Yesterday, we reported on emails between the Hickenlooper administration and the Colorado Division of Insurance in which the Division of Insurance told the administration that the number of cancellations due to Obamacare was firmly at 250,000. What nobody seems to have considered is that these emails were made public only because the Hickenlooper administration waived deliberate privilege, which is basically like waiving executive privilege.
This is pretty significant. Executive privilege exists so that heads of governments can have open and frank discussions about sensitive issues. And they did that because they prized their image as a transparent administration over additional email facts that paint liberal U.S. Senator Mark Udall into a cancellation corner.
We mentally bookmarked this yesterday for future reference, but we had no idea that Hickenlooper himself would throw Udall under the bus the very next day (today) during a BuzzFeed interview:
“I am concerned that it is going to be a difficult year for Democrats and I am going to be painted with that same brush,” he said. And while he pointed to a rare decrease in the rate of growth in health care costs as a sign that the Affordable Care Act’s cost-control measures are working, he says he doesn’t expect that to help much with the politics. He also said he doesn’t anticipate wanting President Obama (or any other out-of-state figure) to campaign for him.

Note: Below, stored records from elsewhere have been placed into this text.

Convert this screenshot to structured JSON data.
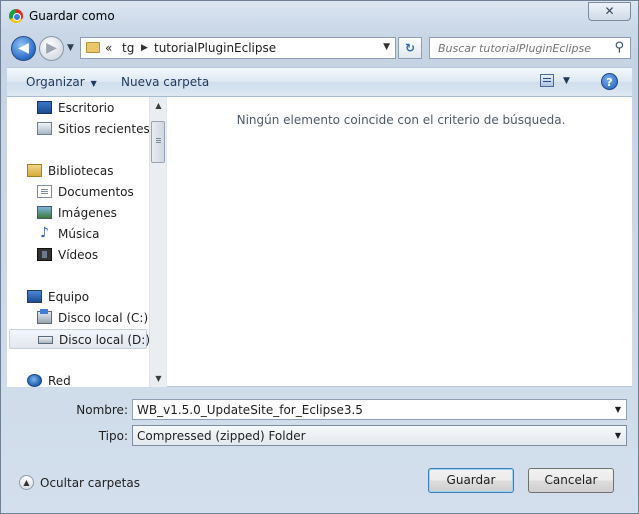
{
  "window": {
    "title": "Guardar como",
    "close_label": "✕"
  },
  "navigation": {
    "back_glyph": "◀",
    "forward_glyph": "▶",
    "breadcrumbs": [
      "«",
      "tg",
      "tutorialPluginEclipse"
    ],
    "refresh_glyph": "↻"
  },
  "search": {
    "placeholder": "Buscar tutorialPluginEclipse"
  },
  "toolbar": {
    "organize_label": "Organizar",
    "new_folder_label": "Nueva carpeta",
    "help_label": "?"
  },
  "sidebar": {
    "items": [
      {
        "label": "Escritorio",
        "icon": "desktop-icon"
      },
      {
        "label": "Sitios recientes",
        "icon": "recent-places-icon"
      },
      {
        "label": "Bibliotecas",
        "icon": "libraries-icon"
      },
      {
        "label": "Documentos",
        "icon": "documents-icon"
      },
      {
        "label": "Imágenes",
        "icon": "pictures-icon"
      },
      {
        "label": "Música",
        "icon": "music-icon"
      },
      {
        "label": "Vídeos",
        "icon": "videos-icon"
      },
      {
        "label": "Equipo",
        "icon": "computer-icon"
      },
      {
        "label": "Disco local (C:)",
        "icon": "drive-c-icon"
      },
      {
        "label": "Disco local (D:)",
        "icon": "drive-d-icon",
        "selected": true
      },
      {
        "label": "Red",
        "icon": "network-icon"
      }
    ]
  },
  "main": {
    "empty_message": "Ningún elemento coincide con el criterio de búsqueda."
  },
  "form": {
    "filename_label": "Nombre:",
    "filename_value": "WB_v1.5.0_UpdateSite_for_Eclipse3.5",
    "filetype_label": "Tipo:",
    "filetype_value": "Compressed (zipped) Folder"
  },
  "footer": {
    "hide_folders_label": "Ocultar carpetas",
    "save_label": "Guardar",
    "cancel_label": "Cancelar"
  }
}
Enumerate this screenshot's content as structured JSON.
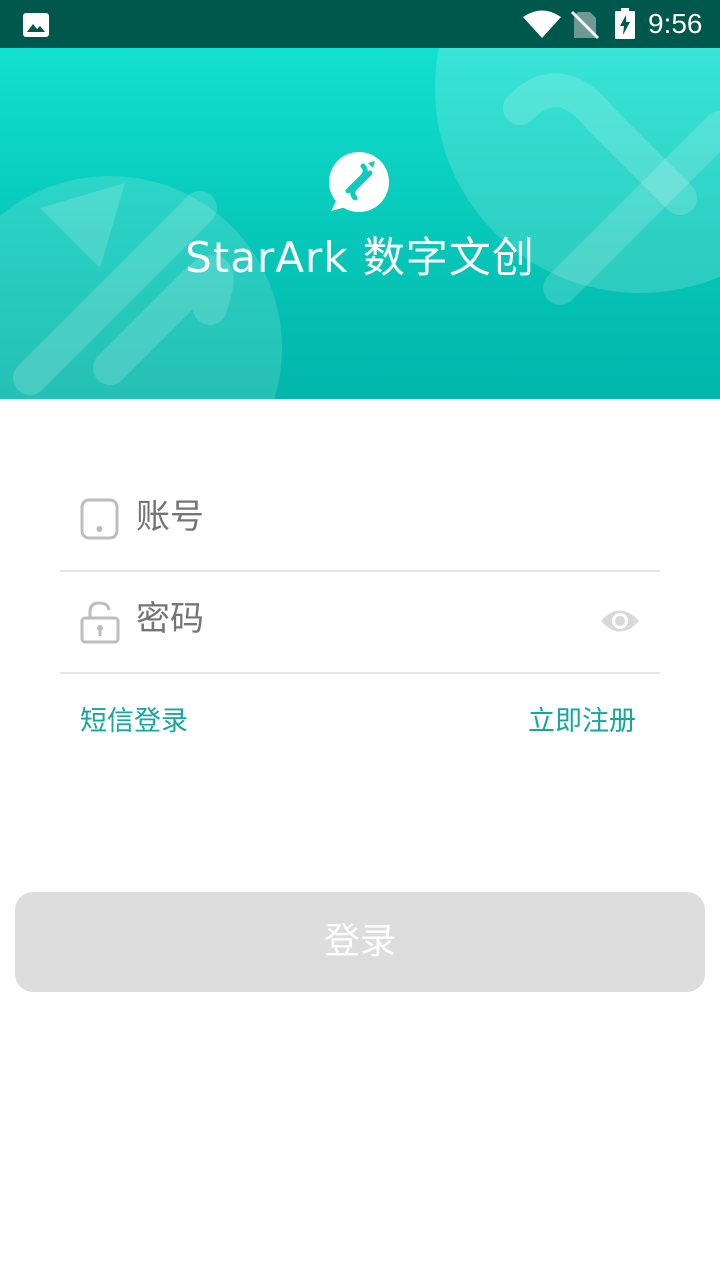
{
  "status_bar": {
    "time": "9:56",
    "icons": [
      "gallery-icon",
      "wifi-icon",
      "no-sim-icon",
      "battery-charging-icon"
    ]
  },
  "banner": {
    "brand_name": "StarArk 数字文创",
    "logo_icon": "brand-logo-icon",
    "gradient_colors": [
      "#12e0cf",
      "#02b6aa"
    ]
  },
  "form": {
    "account": {
      "placeholder": "账号",
      "icon": "phone-icon"
    },
    "password": {
      "placeholder": "密码",
      "icon": "lock-icon",
      "toggle_icon": "eye-icon"
    }
  },
  "links": {
    "sms_login": "短信登录",
    "register": "立即注册"
  },
  "login_button": {
    "label": "登录"
  },
  "colors": {
    "status_bar": "#00574b",
    "accent": "#13a89b",
    "button_disabled": "#dddddd",
    "placeholder": "#b8b8b8"
  }
}
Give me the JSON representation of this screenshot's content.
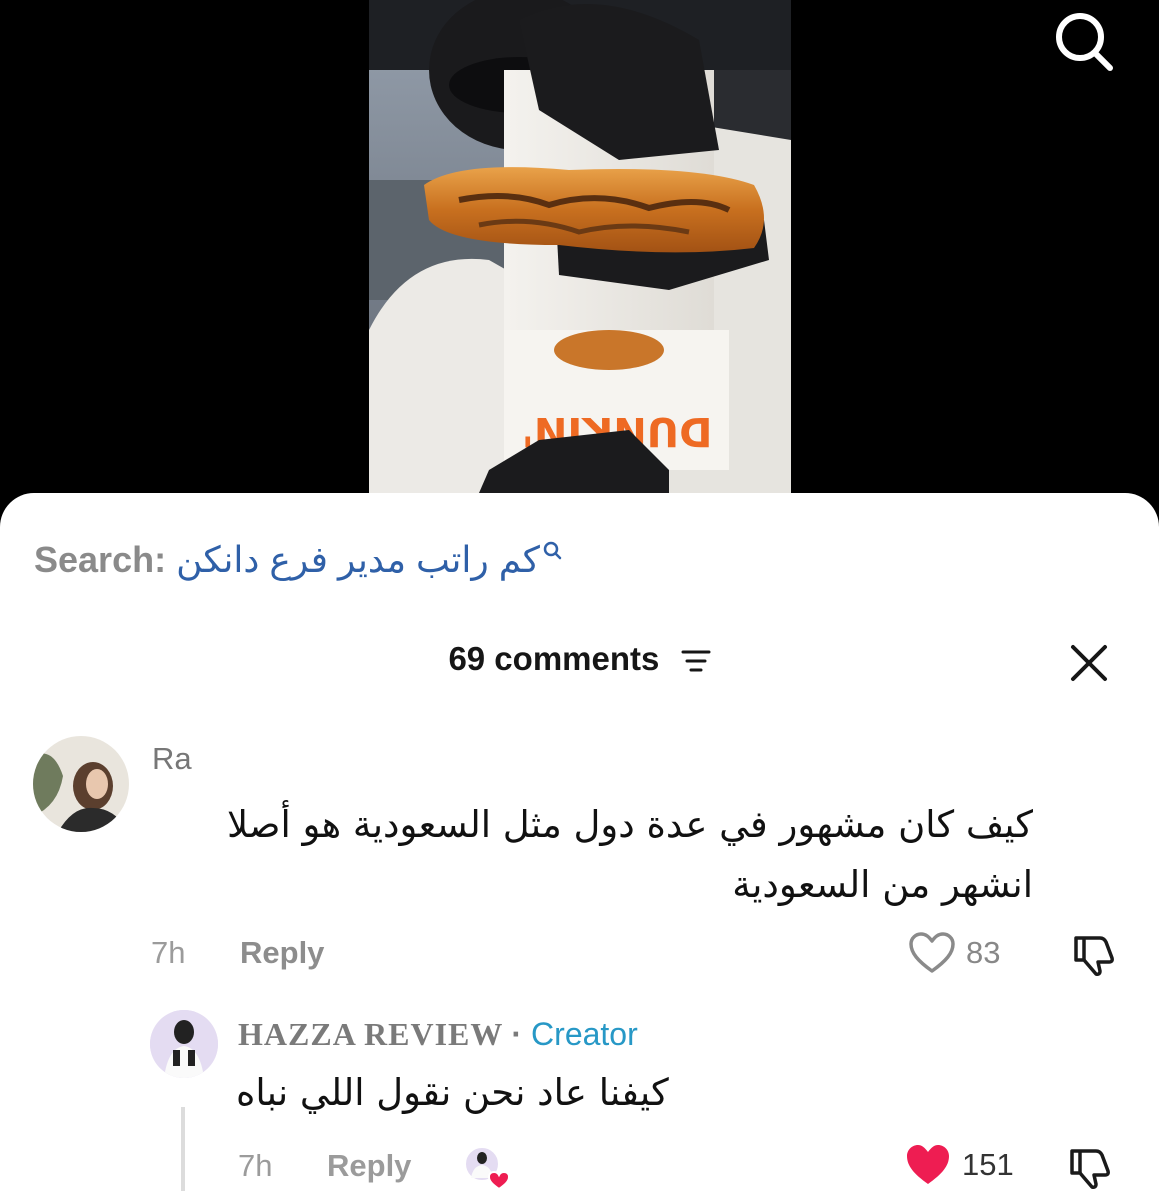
{
  "search": {
    "prefix": "Search:",
    "query": "كم راتب مدير فرع دانكن"
  },
  "comments_header": {
    "count_label": "69 comments"
  },
  "comment": {
    "username": "Ra",
    "text": "كيف كان مشهور في عدة دول مثل السعودية هو أصلا انشهر من السعودية",
    "time": "7h",
    "reply_label": "Reply",
    "likes": "83"
  },
  "reply": {
    "username": "HAZZA REVIEW",
    "separator": "·",
    "badge": "Creator",
    "text": "كيفنا عاد نحن نقول اللي نباه",
    "time": "7h",
    "reply_label": "Reply",
    "likes": "151"
  },
  "video": {
    "box_brand_text": "DUNKIN'"
  },
  "colors": {
    "search_query": "#2f60a8",
    "creator_badge": "#2798c6",
    "liked_heart": "#ee1d52",
    "dunkin_orange": "#ee6a23",
    "dunkin_pink": "#d8237a"
  },
  "icons": {
    "top_search": "search-icon",
    "filter": "sort-lines-icon",
    "close": "close-icon",
    "like": "heart-outline-icon",
    "liked": "heart-filled-icon",
    "dislike": "thumbs-down-icon"
  }
}
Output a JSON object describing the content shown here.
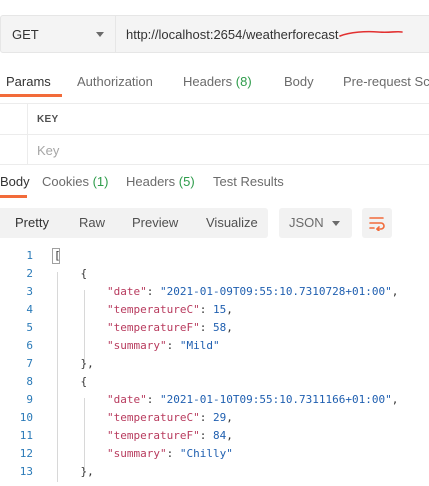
{
  "request": {
    "method": "GET",
    "url": "http://localhost:2654/weatherforecast"
  },
  "request_tabs": [
    {
      "label": "Params",
      "count": ""
    },
    {
      "label": "Authorization",
      "count": ""
    },
    {
      "label": "Headers",
      "count": "(8)"
    },
    {
      "label": "Body",
      "count": ""
    },
    {
      "label": "Pre-request Scr",
      "count": ""
    }
  ],
  "params": {
    "key_header": "KEY",
    "key_placeholder": "Key"
  },
  "response_tabs": [
    {
      "label": "Body",
      "count": ""
    },
    {
      "label": "Cookies",
      "count": "(1)"
    },
    {
      "label": "Headers",
      "count": "(5)"
    },
    {
      "label": "Test Results",
      "count": ""
    }
  ],
  "view_modes": [
    "Pretty",
    "Raw",
    "Preview",
    "Visualize"
  ],
  "format": "JSON",
  "code_lines": [
    {
      "n": "1",
      "parts": [
        [
          "p",
          "["
        ]
      ]
    },
    {
      "n": "2",
      "parts": [
        [
          "p",
          "    {"
        ]
      ]
    },
    {
      "n": "3",
      "parts": [
        [
          "p",
          "        "
        ],
        [
          "k",
          "\"date\""
        ],
        [
          "p",
          ": "
        ],
        [
          "s",
          "\"2021-01-09T09:55:10.7310728+01:00\""
        ],
        [
          "p",
          ","
        ]
      ]
    },
    {
      "n": "4",
      "parts": [
        [
          "p",
          "        "
        ],
        [
          "k",
          "\"temperatureC\""
        ],
        [
          "p",
          ": "
        ],
        [
          "n",
          "15"
        ],
        [
          "p",
          ","
        ]
      ]
    },
    {
      "n": "5",
      "parts": [
        [
          "p",
          "        "
        ],
        [
          "k",
          "\"temperatureF\""
        ],
        [
          "p",
          ": "
        ],
        [
          "n",
          "58"
        ],
        [
          "p",
          ","
        ]
      ]
    },
    {
      "n": "6",
      "parts": [
        [
          "p",
          "        "
        ],
        [
          "k",
          "\"summary\""
        ],
        [
          "p",
          ": "
        ],
        [
          "s",
          "\"Mild\""
        ]
      ]
    },
    {
      "n": "7",
      "parts": [
        [
          "p",
          "    },"
        ]
      ]
    },
    {
      "n": "8",
      "parts": [
        [
          "p",
          "    {"
        ]
      ]
    },
    {
      "n": "9",
      "parts": [
        [
          "p",
          "        "
        ],
        [
          "k",
          "\"date\""
        ],
        [
          "p",
          ": "
        ],
        [
          "s",
          "\"2021-01-10T09:55:10.7311166+01:00\""
        ],
        [
          "p",
          ","
        ]
      ]
    },
    {
      "n": "10",
      "parts": [
        [
          "p",
          "        "
        ],
        [
          "k",
          "\"temperatureC\""
        ],
        [
          "p",
          ": "
        ],
        [
          "n",
          "29"
        ],
        [
          "p",
          ","
        ]
      ]
    },
    {
      "n": "11",
      "parts": [
        [
          "p",
          "        "
        ],
        [
          "k",
          "\"temperatureF\""
        ],
        [
          "p",
          ": "
        ],
        [
          "n",
          "84"
        ],
        [
          "p",
          ","
        ]
      ]
    },
    {
      "n": "12",
      "parts": [
        [
          "p",
          "        "
        ],
        [
          "k",
          "\"summary\""
        ],
        [
          "p",
          ": "
        ],
        [
          "s",
          "\"Chilly\""
        ]
      ]
    },
    {
      "n": "13",
      "parts": [
        [
          "p",
          "    },"
        ]
      ]
    }
  ],
  "colors": {
    "accent": "#f26b3a",
    "count_green": "#2e9c4b",
    "json_key": "#b83b5e",
    "json_value": "#1f5fb0",
    "line_number": "#2a7ab8"
  }
}
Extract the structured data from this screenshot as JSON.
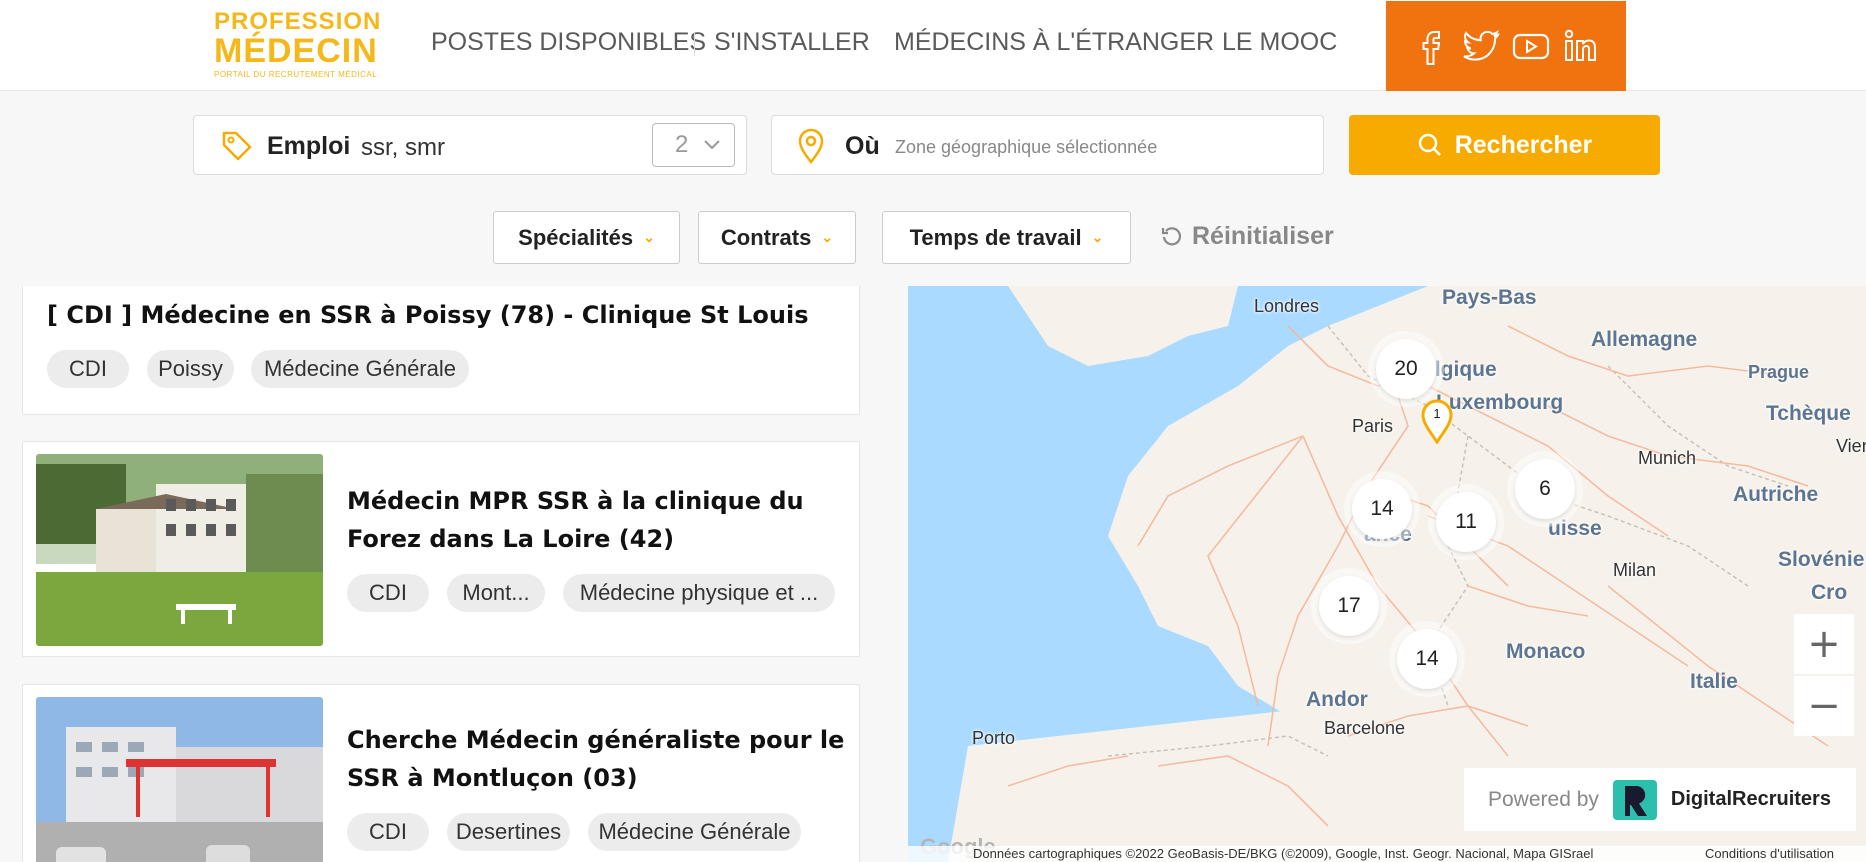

“As a campaign thing, when I walk into a room and say how many people hate the ACA, half of the hands or two-thirds of the hands in the room go up,” he said.
The big question becomes, when will the Democratic Senatorial Campaign Committee and it’s head, U.S. Senator Michael Bennet (D-CO) finally give up on Udall? Rumor has it (by that we mean Bennet was Hick’s chief of staff, in case you forgot) that Hickenlooper and Bennet are tight – is Hickenlooper paving the way for the DSCC pullout?